> [Exercise]:
Restate word for word every entry that appears below, skipping its pictures.

═════ Provided records ═════

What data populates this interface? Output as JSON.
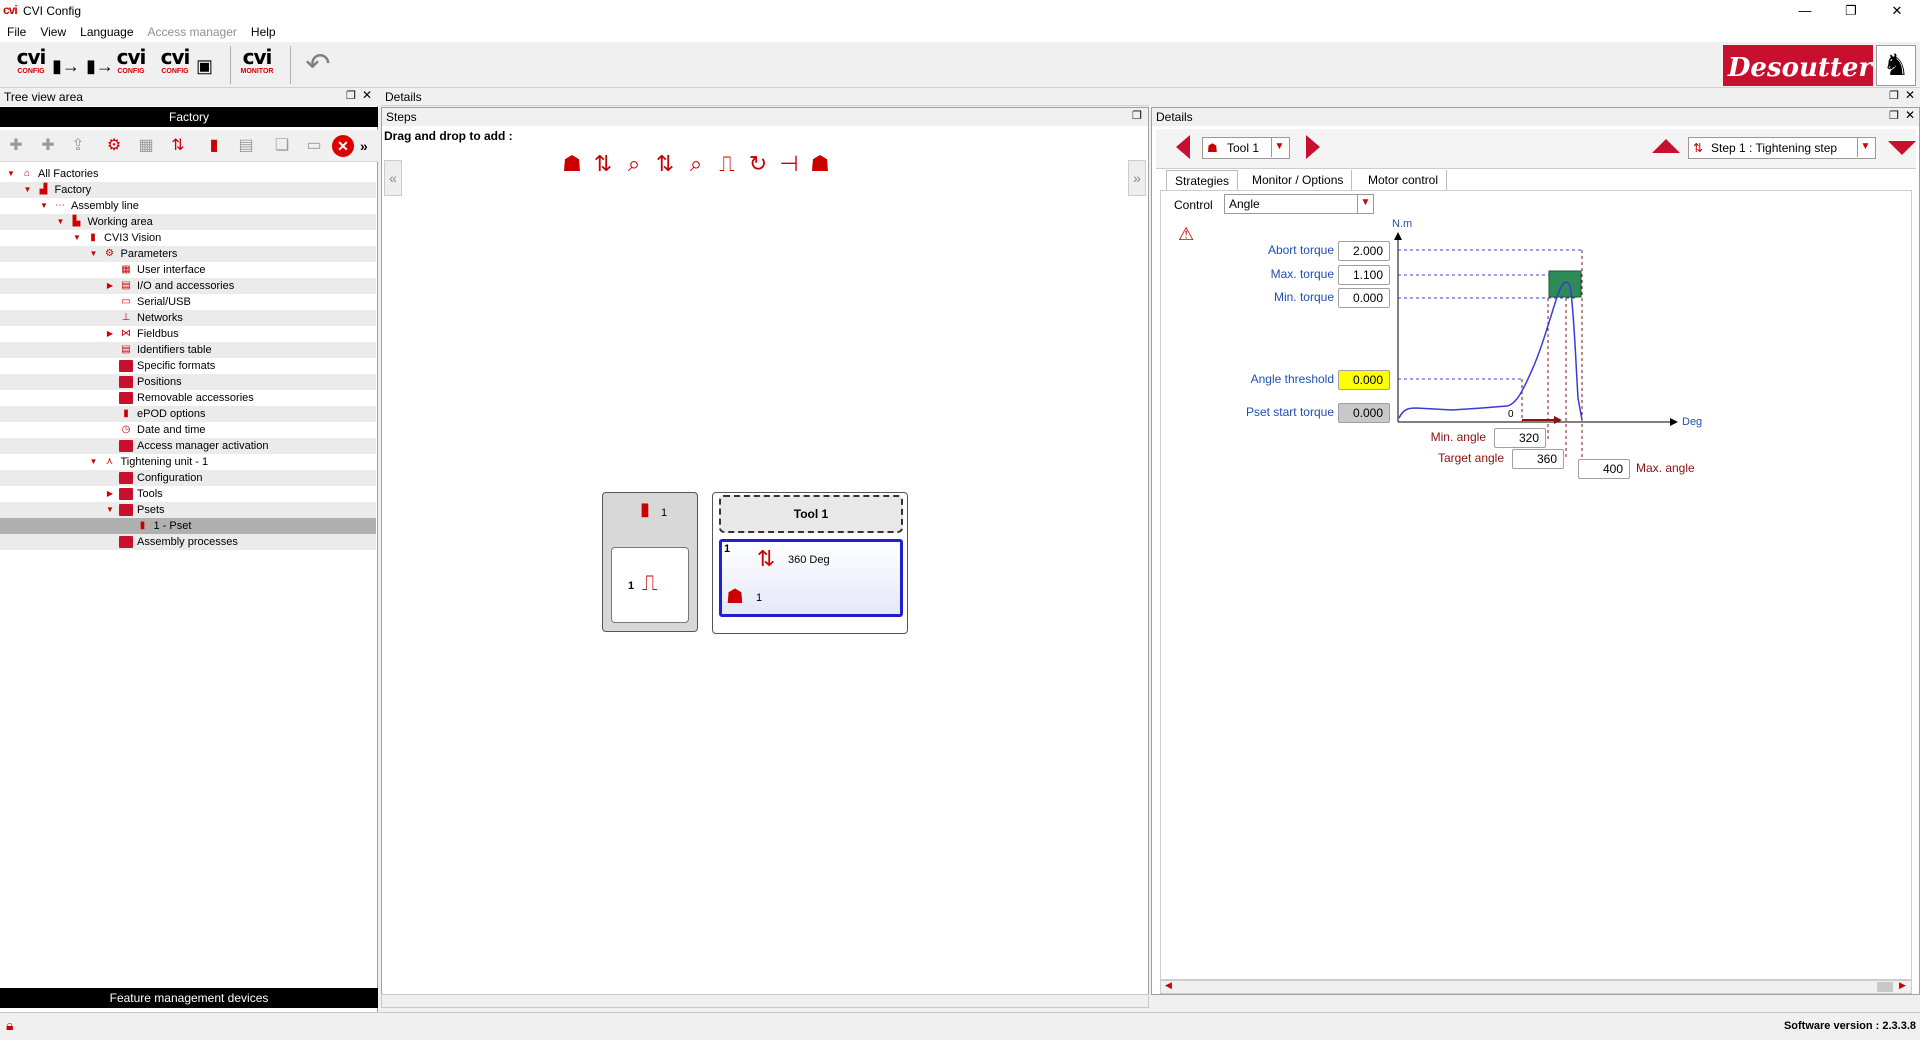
{
  "window": {
    "logo_text": "cvi",
    "title": "CVI Config",
    "minimize_glyph": "—",
    "restore_glyph": "❐",
    "close_glyph": "✕"
  },
  "menu": [
    {
      "label": "File",
      "enabled": true
    },
    {
      "label": "View",
      "enabled": true
    },
    {
      "label": "Language",
      "enabled": true
    },
    {
      "label": "Access manager",
      "enabled": false
    },
    {
      "label": "Help",
      "enabled": true
    }
  ],
  "toolbar": {
    "buttons": [
      {
        "name": "cvi-config-export-button",
        "text": "cvi",
        "sub": "CONFIG"
      },
      {
        "name": "cvi-config-import-button",
        "text": "cvi",
        "sub": "CONFIG"
      },
      {
        "name": "cvi-config-search-button",
        "text": "cvi",
        "sub": "CONFIG"
      },
      {
        "name": "cvi-monitor-button",
        "text": "cvi",
        "sub": "MONITOR"
      }
    ],
    "undo_icon": "undo-icon",
    "brand": "Desoutter",
    "brand_logo_icon": "horse-head-icon"
  },
  "left": {
    "title": "Tree view area",
    "root_header": "Factory",
    "tree": [
      {
        "label": "All Factories",
        "level": 0,
        "expanded": true,
        "icon": "home-icon"
      },
      {
        "label": "Factory",
        "level": 1,
        "expanded": true,
        "icon": "factory-icon"
      },
      {
        "label": "Assembly line",
        "level": 2,
        "expanded": true,
        "icon": "assembly-line-icon"
      },
      {
        "label": "Working area",
        "level": 3,
        "expanded": true,
        "icon": "working-area-icon"
      },
      {
        "label": "CVI3 Vision",
        "level": 4,
        "expanded": true,
        "icon": "controller-icon"
      },
      {
        "label": "Parameters",
        "level": 5,
        "expanded": true,
        "icon": "parameters-icon"
      },
      {
        "label": "User interface",
        "level": 6,
        "expanded": null,
        "icon": "user-interface-icon"
      },
      {
        "label": "I/O and accessories",
        "level": 6,
        "expanded": false,
        "icon": "io-icon"
      },
      {
        "label": "Serial/USB",
        "level": 6,
        "expanded": null,
        "icon": "serial-usb-icon"
      },
      {
        "label": "Networks",
        "level": 6,
        "expanded": null,
        "icon": "network-icon"
      },
      {
        "label": "Fieldbus",
        "level": 6,
        "expanded": false,
        "icon": "fieldbus-icon"
      },
      {
        "label": "Identifiers table",
        "level": 6,
        "expanded": null,
        "icon": "identifiers-icon"
      },
      {
        "label": "Specific formats",
        "level": 6,
        "expanded": null,
        "icon": "folder-icon"
      },
      {
        "label": "Positions",
        "level": 6,
        "expanded": null,
        "icon": "folder-icon"
      },
      {
        "label": "Removable accessories",
        "level": 6,
        "expanded": null,
        "icon": "folder-icon"
      },
      {
        "label": "ePOD options",
        "level": 6,
        "expanded": null,
        "icon": "epod-icon"
      },
      {
        "label": "Date and time",
        "level": 6,
        "expanded": null,
        "icon": "clock-icon"
      },
      {
        "label": "Access manager activation",
        "level": 6,
        "expanded": null,
        "icon": "folder-icon"
      },
      {
        "label": "Tightening unit - 1",
        "level": 5,
        "expanded": true,
        "icon": "tightening-unit-icon"
      },
      {
        "label": "Configuration",
        "level": 6,
        "expanded": null,
        "icon": "folder-icon"
      },
      {
        "label": "Tools",
        "level": 6,
        "expanded": false,
        "icon": "folder-icon"
      },
      {
        "label": "Psets",
        "level": 6,
        "expanded": true,
        "icon": "folder-icon"
      },
      {
        "label": "1 - Pset",
        "level": 7,
        "expanded": null,
        "icon": "screw-icon",
        "selected": true
      },
      {
        "label": "Assembly processes",
        "level": 6,
        "expanded": null,
        "icon": "folder-icon"
      }
    ],
    "footer": "Feature management devices"
  },
  "center": {
    "title": "Details",
    "steps_title": "Steps",
    "drag_label": "Drag and drop to add :",
    "step_icons": [
      "tool-stop-icon",
      "run-down-icon",
      "inspection-icon",
      "tightening-icon",
      "search-icon",
      "stair-icon",
      "loosening-icon",
      "jump-icon",
      "tool-release-icon"
    ],
    "pset_block": {
      "screw_count": "1",
      "step_number": "1"
    },
    "tool_block": {
      "title": "Tool 1",
      "step_number": "1",
      "step_label": "360 Deg",
      "sub_count": "1"
    }
  },
  "right": {
    "title": "Details",
    "tool_selector": "Tool 1",
    "step_selector": "Step 1 : Tightening step",
    "tabs": [
      "Strategies",
      "Monitor / Options",
      "Motor control"
    ],
    "control_label": "Control",
    "control_value": "Angle",
    "y_unit": "N.m",
    "x_unit": "Deg",
    "origin_label": "0",
    "fields": {
      "abort_torque": {
        "label": "Abort torque",
        "value": "2.000"
      },
      "max_torque": {
        "label": "Max. torque",
        "value": "1.100"
      },
      "min_torque": {
        "label": "Min. torque",
        "value": "0.000"
      },
      "angle_threshold": {
        "label": "Angle threshold",
        "value": "0.000"
      },
      "pset_start_torque": {
        "label": "Pset start torque",
        "value": "0.000"
      },
      "min_angle": {
        "label": "Min. angle",
        "value": "320"
      },
      "target_angle": {
        "label": "Target angle",
        "value": "360"
      },
      "max_angle": {
        "label": "Max. angle",
        "value": "400"
      }
    },
    "colors": {
      "blue_label": "#1f4fb0",
      "red_label": "#8b1010",
      "target_box": "#2e8b57",
      "curve": "#3a3ad8",
      "highlight": "#ffff00"
    }
  },
  "status": {
    "software_version": "Software version : 2.3.3.8"
  }
}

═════

> [Response to the exercise]:
What data populates this interface? Output as JSON.
{
  "window": {
    "logo_text": "cvi",
    "title": "CVI Config",
    "minimize_glyph": "—",
    "restore_glyph": "❐",
    "close_glyph": "✕"
  },
  "menu": [
    {
      "label": "File",
      "enabled": true
    },
    {
      "label": "View",
      "enabled": true
    },
    {
      "label": "Language",
      "enabled": true
    },
    {
      "label": "Access manager",
      "enabled": false
    },
    {
      "label": "Help",
      "enabled": true
    }
  ],
  "toolbar": {
    "buttons": [
      {
        "name": "cvi-config-export-button",
        "text": "cvi",
        "sub": "CONFIG"
      },
      {
        "name": "cvi-config-import-button",
        "text": "cvi",
        "sub": "CONFIG"
      },
      {
        "name": "cvi-config-search-button",
        "text": "cvi",
        "sub": "CONFIG"
      },
      {
        "name": "cvi-monitor-button",
        "text": "cvi",
        "sub": "MONITOR"
      }
    ],
    "undo_icon": "undo-icon",
    "brand": "Desoutter",
    "brand_logo_icon": "horse-head-icon"
  },
  "left": {
    "title": "Tree view area",
    "root_header": "Factory",
    "tree": [
      {
        "label": "All Factories",
        "level": 0,
        "expanded": true,
        "icon": "home-icon"
      },
      {
        "label": "Factory",
        "level": 1,
        "expanded": true,
        "icon": "factory-icon"
      },
      {
        "label": "Assembly line",
        "level": 2,
        "expanded": true,
        "icon": "assembly-line-icon"
      },
      {
        "label": "Working area",
        "level": 3,
        "expanded": true,
        "icon": "working-area-icon"
      },
      {
        "label": "CVI3 Vision",
        "level": 4,
        "expanded": true,
        "icon": "controller-icon"
      },
      {
        "label": "Parameters",
        "level": 5,
        "expanded": true,
        "icon": "parameters-icon"
      },
      {
        "label": "User interface",
        "level": 6,
        "expanded": null,
        "icon": "user-interface-icon"
      },
      {
        "label": "I/O and accessories",
        "level": 6,
        "expanded": false,
        "icon": "io-icon"
      },
      {
        "label": "Serial/USB",
        "level": 6,
        "expanded": null,
        "icon": "serial-usb-icon"
      },
      {
        "label": "Networks",
        "level": 6,
        "expanded": null,
        "icon": "network-icon"
      },
      {
        "label": "Fieldbus",
        "level": 6,
        "expanded": false,
        "icon": "fieldbus-icon"
      },
      {
        "label": "Identifiers table",
        "level": 6,
        "expanded": null,
        "icon": "identifiers-icon"
      },
      {
        "label": "Specific formats",
        "level": 6,
        "expanded": null,
        "icon": "folder-icon"
      },
      {
        "label": "Positions",
        "level": 6,
        "expanded": null,
        "icon": "folder-icon"
      },
      {
        "label": "Removable accessories",
        "level": 6,
        "expanded": null,
        "icon": "folder-icon"
      },
      {
        "label": "ePOD options",
        "level": 6,
        "expanded": null,
        "icon": "epod-icon"
      },
      {
        "label": "Date and time",
        "level": 6,
        "expanded": null,
        "icon": "clock-icon"
      },
      {
        "label": "Access manager activation",
        "level": 6,
        "expanded": null,
        "icon": "folder-icon"
      },
      {
        "label": "Tightening unit - 1",
        "level": 5,
        "expanded": true,
        "icon": "tightening-unit-icon"
      },
      {
        "label": "Configuration",
        "level": 6,
        "expanded": null,
        "icon": "folder-icon"
      },
      {
        "label": "Tools",
        "level": 6,
        "expanded": false,
        "icon": "folder-icon"
      },
      {
        "label": "Psets",
        "level": 6,
        "expanded": true,
        "icon": "folder-icon"
      },
      {
        "label": "1 - Pset",
        "level": 7,
        "expanded": null,
        "icon": "screw-icon",
        "selected": true
      },
      {
        "label": "Assembly processes",
        "level": 6,
        "expanded": null,
        "icon": "folder-icon"
      }
    ],
    "footer": "Feature management devices"
  },
  "center": {
    "title": "Details",
    "steps_title": "Steps",
    "drag_label": "Drag and drop to add :",
    "step_icons": [
      "tool-stop-icon",
      "run-down-icon",
      "inspection-icon",
      "tightening-icon",
      "search-icon",
      "stair-icon",
      "loosening-icon",
      "jump-icon",
      "tool-release-icon"
    ],
    "pset_block": {
      "screw_count": "1",
      "step_number": "1"
    },
    "tool_block": {
      "title": "Tool 1",
      "step_number": "1",
      "step_label": "360 Deg",
      "sub_count": "1"
    }
  },
  "right": {
    "title": "Details",
    "tool_selector": "Tool 1",
    "step_selector": "Step 1 : Tightening step",
    "tabs": [
      "Strategies",
      "Monitor / Options",
      "Motor control"
    ],
    "control_label": "Control",
    "control_value": "Angle",
    "y_unit": "N.m",
    "x_unit": "Deg",
    "origin_label": "0",
    "fields": {
      "abort_torque": {
        "label": "Abort torque",
        "value": "2.000"
      },
      "max_torque": {
        "label": "Max. torque",
        "value": "1.100"
      },
      "min_torque": {
        "label": "Min. torque",
        "value": "0.000"
      },
      "angle_threshold": {
        "label": "Angle threshold",
        "value": "0.000"
      },
      "pset_start_torque": {
        "label": "Pset start torque",
        "value": "0.000"
      },
      "min_angle": {
        "label": "Min. angle",
        "value": "320"
      },
      "target_angle": {
        "label": "Target angle",
        "value": "360"
      },
      "max_angle": {
        "label": "Max. angle",
        "value": "400"
      }
    },
    "colors": {
      "blue_label": "#1f4fb0",
      "red_label": "#8b1010",
      "target_box": "#2e8b57",
      "curve": "#3a3ad8",
      "highlight": "#ffff00"
    }
  },
  "status": {
    "software_version": "Software version : 2.3.3.8"
  }
}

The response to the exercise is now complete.